Monday, 17 December 2007

Are SBU students part of BBGS?

I've been corresponding with a whole new generation of BBGSians on Facebook. These young ladies also attended Seri Bintang Utara, so I posed the following question:

"Dear all,

I belong to the '80s era of BBGS when we still had the buildings, and the traditions were very much alive! What was it like to belong to Seri Bintang Utara? Does it still feel like BBGS? If truth be told, many old girls from the earlier days probably wouldn't even consider them to be BBGSians. How can we help them preserve some of the culture? Or is it so different that it no longer matters?"

Emily Chang replied:

Our school moved to the new premises when I was in Form 4. I can't remember if they changed our name before that, but I still feel very much part of BBGS. This is because I've been in BBGS since primary days and honestly, I still say I'm a BBGSian :)

Sadly though, I think that all our BBGS traditions are slowly slipping or have they already slipped away? It's a pity..

Ainun Ghazali replied:

Hiya! I think this is a rather important question to tackle because it's something that I've been wondering over awhile as well.

I've been a BBGS girl since Std 1 till the day I graduated secondary school in 2002, and I am very proud of my alma matter.

I suppose I was fortunate enough to experience both the BBGS culture and the SBU culture, since we transferred when I was in Form 4. Even before I had graduated, sadly, a lot of the ol' BBGS spirit was waning.

Choral Speaking, despite being such a huge tradition in our school, had taken a step back in terms of its importance in inter-class competition when our school was not allowed to compete in the nationals anymore for the fact that we had won too many times already.

Cheerleading has not really been what it used to be. The Fun Fairs and Sports Day spirit that I had looked forward to so much in my first 2 years in secondary school was pretty much absent.
Even our school motto has changed from the famous,"Nisi Dominus Frustra" to "Kecemerlangan Tekad Kami".

We have a museum in the new school compound, a modest room that displays the very few artifacts and history that is left from the old school compound. And despite a stint as a museum prefect for a year, I feel that the museum does not do much justice to the legacy that is BBGS.

Before I left school, Form 2 students were required to do an assignment on the school history. And despite the good intentions, I'm not really sure if the new generation really understood the spirit behind the school. Much of what made BBGS so unique and beautiful in its spirit, tradition and culture have sadly dissipated into the past. And the fact that now SBU is a co-ed school, I suppose is a final blow. What is left behind is our school song, the centenary song, a much neglected museum and an attachment to the history pages.

Personally, I acknowledge BBGS and SBU as two different schools, with two different alma matter.
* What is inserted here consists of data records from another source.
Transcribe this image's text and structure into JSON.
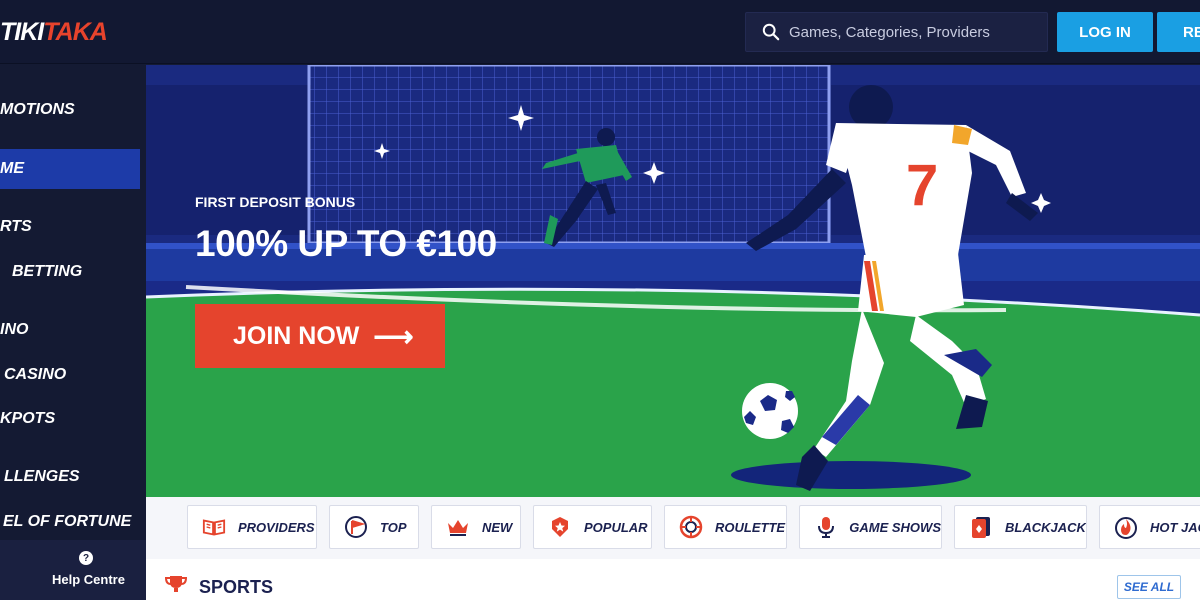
{
  "header": {
    "logo_part1": "TIKI",
    "logo_part2": "TAKA",
    "search_placeholder": "Games, Categories, Providers",
    "login_label": "LOG IN",
    "register_label": "RE"
  },
  "sidebar": {
    "items": [
      {
        "label": "MOTIONS",
        "icon": "promotions-icon"
      },
      {
        "label": "ME",
        "icon": "home-icon",
        "active": true
      },
      {
        "label": "RTS",
        "icon": "sports-icon"
      },
      {
        "label": "BETTING",
        "icon": "live-betting-icon"
      },
      {
        "label": "INO",
        "icon": "casino-icon"
      },
      {
        "label": "CASINO",
        "icon": "live-casino-icon"
      },
      {
        "label": "KPOTS",
        "icon": "jackpots-icon"
      },
      {
        "label": "LLENGES",
        "icon": "challenges-icon"
      },
      {
        "label": "EL OF FORTUNE",
        "icon": "wheel-of-fortune-icon"
      }
    ],
    "help_label": "Help Centre"
  },
  "hero": {
    "subtitle": "FIRST DEPOSIT BONUS",
    "title": "100% UP TO €100",
    "cta_label": "JOIN NOW",
    "player_number": "7"
  },
  "categories": [
    {
      "label": "PROVIDERS",
      "icon": "book-icon"
    },
    {
      "label": "TOP",
      "icon": "flag-icon"
    },
    {
      "label": "NEW",
      "icon": "crown-icon"
    },
    {
      "label": "POPULAR",
      "icon": "star-badge-icon"
    },
    {
      "label": "ROULETTE",
      "icon": "roulette-icon"
    },
    {
      "label": "GAME SHOWS",
      "icon": "microphone-icon"
    },
    {
      "label": "BLACKJACK",
      "icon": "card-icon"
    },
    {
      "label": "HOT JACK",
      "icon": "flame-icon"
    }
  ],
  "sports_section": {
    "title": "SPORTS",
    "see_all_label": "SEE ALL"
  },
  "colors": {
    "accent_blue": "#1a9fe3",
    "cta_red": "#e5442d",
    "active_nav": "#1d3ba8"
  }
}
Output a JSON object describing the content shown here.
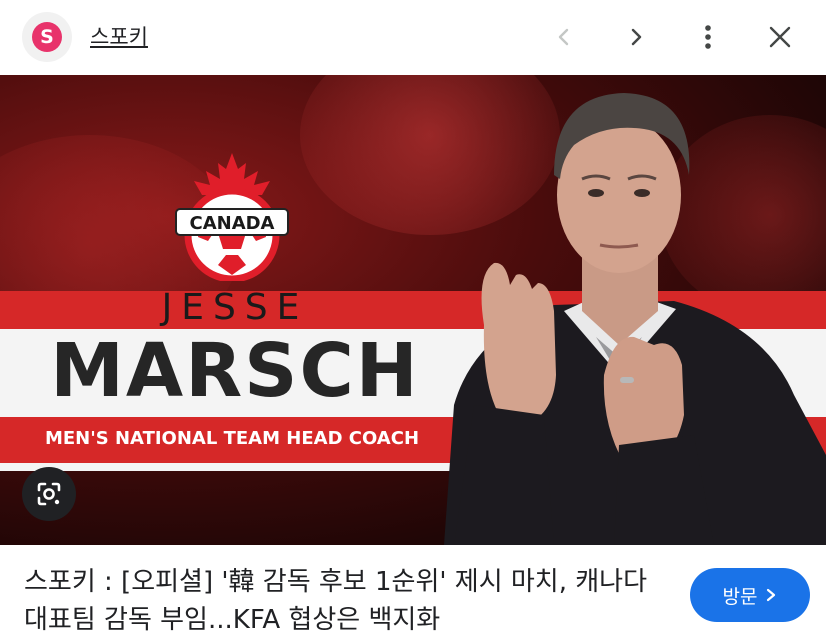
{
  "header": {
    "site_logo_letter": "S",
    "site_name": "스포키",
    "icons": {
      "prev": "chevron-left-icon",
      "next": "chevron-right-icon",
      "more": "more-vert-icon",
      "close": "close-icon"
    }
  },
  "image": {
    "crest_text": "CANADA",
    "first_name": "JESSE",
    "last_name": "MARSCH",
    "role": "MEN'S NATIONAL TEAM HEAD COACH",
    "lens_icon": "lens-search-icon"
  },
  "caption": {
    "text": "스포키 : [오피셜] '韓 감독 후보 1순위' 제시 마치, 캐나다 대표팀 감독 부임...KFA 협상은 백지화"
  },
  "visit_button": {
    "label": "방문",
    "icon": "chevron-right-icon"
  },
  "colors": {
    "accent_red": "#d62828",
    "logo_pink": "#e8336b",
    "button_blue": "#1a73e8"
  }
}
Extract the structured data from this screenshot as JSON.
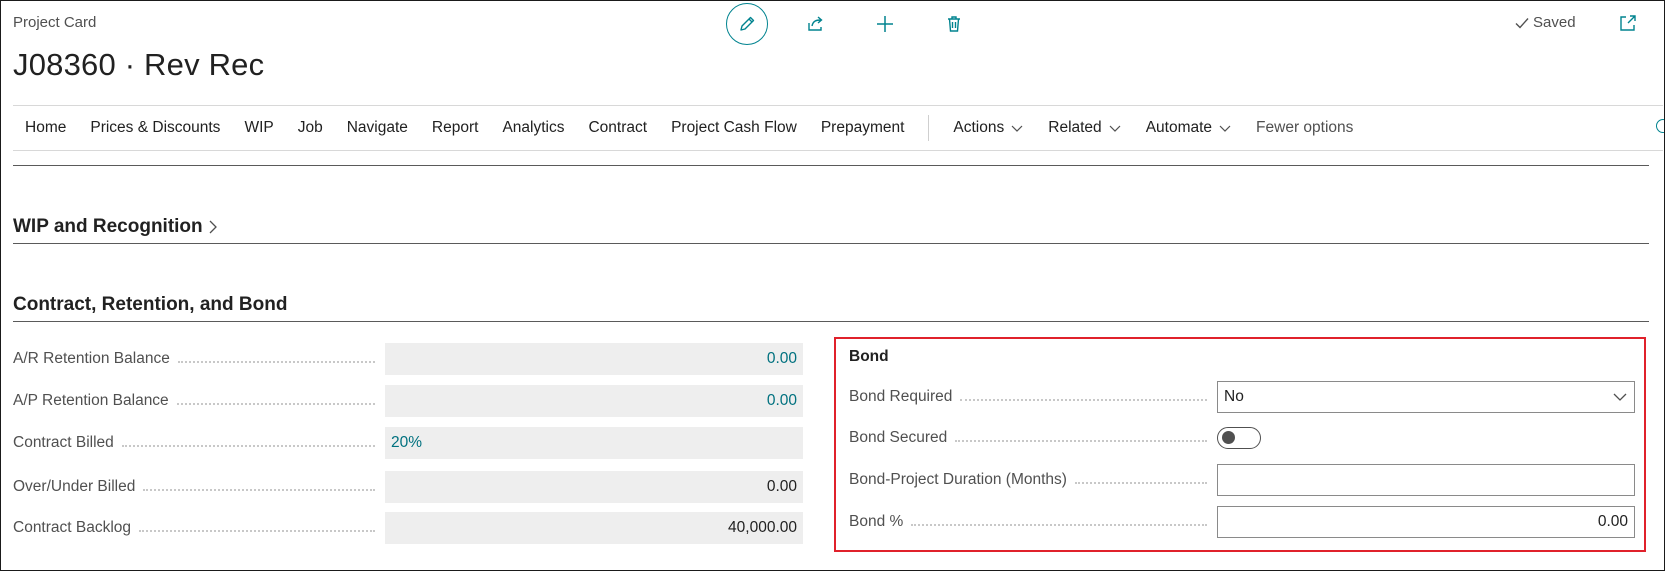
{
  "header": {
    "page_kind": "Project Card",
    "title": "J08360 · Rev Rec",
    "saved_label": "Saved"
  },
  "icons": {
    "edit": "pencil-icon",
    "share": "share-icon",
    "new": "plus-icon",
    "delete": "trash-icon",
    "saved": "check-icon",
    "popout": "open-in-new-window-icon",
    "search": "search-icon"
  },
  "colors": {
    "accent": "#00838f",
    "link": "#00717f",
    "highlight_box": "#e0212b",
    "field_bg": "#eeeeee"
  },
  "action_bar": {
    "items": [
      "Home",
      "Prices & Discounts",
      "WIP",
      "Job",
      "Navigate",
      "Report",
      "Analytics",
      "Contract",
      "Project Cash Flow",
      "Prepayment"
    ],
    "menus": [
      "Actions",
      "Related",
      "Automate"
    ],
    "fewer_options": "Fewer options"
  },
  "sections": {
    "wip": "WIP and Recognition",
    "contract": "Contract, Retention, and Bond"
  },
  "contract_fields": [
    {
      "label": "A/R Retention Balance",
      "value": "0.00"
    },
    {
      "label": "A/P Retention Balance",
      "value": "0.00"
    },
    {
      "label": "Contract Billed",
      "value": "20%"
    },
    {
      "label": "Over/Under Billed",
      "value": "0.00"
    },
    {
      "label": "Contract Backlog",
      "value": "40,000.00"
    }
  ],
  "bond": {
    "heading": "Bond",
    "required_label": "Bond Required",
    "required_value": "No",
    "secured_label": "Bond Secured",
    "secured_on": false,
    "duration_label": "Bond-Project Duration (Months)",
    "duration_value": "",
    "percent_label": "Bond %",
    "percent_value": "0.00"
  }
}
I may have graduated from SBU, but I will always and forever be a BBGSian in my heart.

1 comment:

Anonymous said...

It is such disheartening to read Ainun Ghazali's feedback in respond to Joanna's question on "Are SBU students part of BBGS?"

SBU students who are only able to experience the SBU culture are certainly at a loss..they will never know what they have missed in their lives. I belong to the 80s era of BBGS and I totally believe when Ainun says "much of what made BBGS so unique and beautiful in its spirit, tradition and culture have sadly dissipated into the past."

How can things be the same when even the school motto is changed? How can things be the same when everything that reminded us of the BBGS culture & tradition have been conveniently "removed to move on with times?" Having a little room with a few artifacts from the BBGS era does NOT do justice to the great BBGS era!

All I can say is, all things that stood for what BBGS alma matter is, are lost and gone. The only thing that keeps it alive are what true BBGSians have in their memories....